The internet is awash with cyber-criminals and malicious software, yet we generally adopt a remarkably relaxed attitude to broadband security.
‘It won’t happen to us’ we think, as we mistype web addresses into our browsers and open social media messages from people we don’t know.
It usually takes a bad experience to make individuals more aware of broadband security and data privacy – like discovering their personal data has been compromised in a corporate hack.
Yet it’s a bit rich to criticise companies for not keeping our data secure, when most of us don’t even look after our own information…
Rolling the dice
Quite apart from the risks involved in splashing our lives across social media, few of us take any precautions in terms of our internet connections and hardware.
Have you installed a firewall, or rebooted your broadband hub to permit firmware updates?
Passwords are especially vulnerable to attack – even the code you use to connect wireless devices to the router.
The predetermined string of capital letters supplied by your ISP might seem unhackable, typically comprising an eight-digit uppercase password sporting 16.7 million combinations.
Yet a WiFi password containing 20 characters would offer far greater security, especially if it contained a blend of upper and lowercase letters plus numbers.
Even a quantum computer would struggle to crack the 704,423,425,546,998,022,968,330,264,616,370,176 possible combinations.
And how hard is it to type in PrettyFlyF0rAWiFiHu8 into the New Password field of your router settings menu?
How to improve broadband security
These simple steps will collectively help to keep you out of 2019’s cybercrime statistics:
Change your router’s admin password. This is arguably the most important step of all, since broadband routers are generally shipped with a default password of “admin”.
Broadband customers generally leave these administrative passwords unchanged, potentially enabling criminals to hack in and monitor any data being sent or received.
To adjust your router password, simply enter a four-digit IP address (typically 192.168.0.1) into any web browser, and navigate to the appropriate menu (usually Settings or Security).
Change your wireless password. As explained above, altering your WiFi password is also important.
Leaving the password unchanged from the one supplied with your router might enable unwanted guests to harness your bandwidth or hack your WiFi account.
Like admin passwords, WiFi codes are a matter of public record. If your ISP ever gets hacked – which does happen – supplied passwords will be listed online for criminals to plunder.
Change the network name. These often consist of your router’s brand and model, making it far easier to hack.
Replace an identifier like Belkin660v2 with a network name that doesn’t include your surname, address or any other personal data.

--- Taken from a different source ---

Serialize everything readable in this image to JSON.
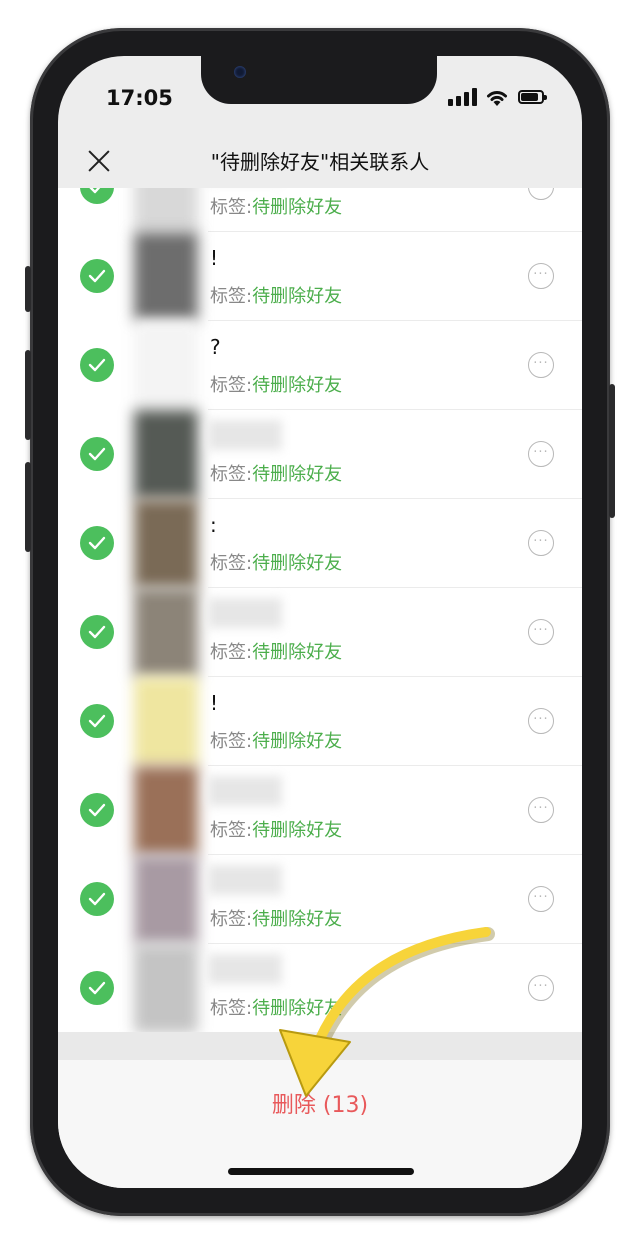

Reboot the router and install software updates. Routers are under constant attack as flaws in their firmware are discovered.
Rebooting them enables software updates (or patches) created by the manufacturer to be installed, ensuring known issues won’t pose a threat any longer.
Turn on WPA2. Many broadband routers have this activated by default, but you can’t assume that’s the case.
Listed as either WPA2 Personal or WPA2-PSK, this WiFi Protected Access protocol makes it far harder for unauthorised individuals to access your wireless network.
Install antivirus software. Don’t believe the myths that Apple computers are virus-proof, or that you can stay safe simply by ignoring unknown attachments.
Even a legitimate website accessed through a search engine could end up compromised by malware, facilitating identify fraud or destroying information on any connected devices.
Create a firewall. Broadband routers tend to have a firewall designed into their firmware, but it’s always beneficial to double up on protection.
Whether you install a standalone device, or simply activate the software firewall integrated into Windows 8/10, it’ll be much harder for crooks to hack your devices.
Disable WPS. WiFi Protected Setup is designed to make life easier for consumers, but it can also benefit criminals.
When it’s activated, encryption is bypassed simply by pressing a button on the router to permit wireless connections. Sadly, WPS is relatively easy to access illegitimately.
Go online via a virtual private network. A VPN helps to improve your anonymity while using the internet, making it harder to covertly monitor your activity.
Our sister website vpns.co.uk publishes detailed lists of VPN providers, and it additionally highlights services offering exceptional levels of security.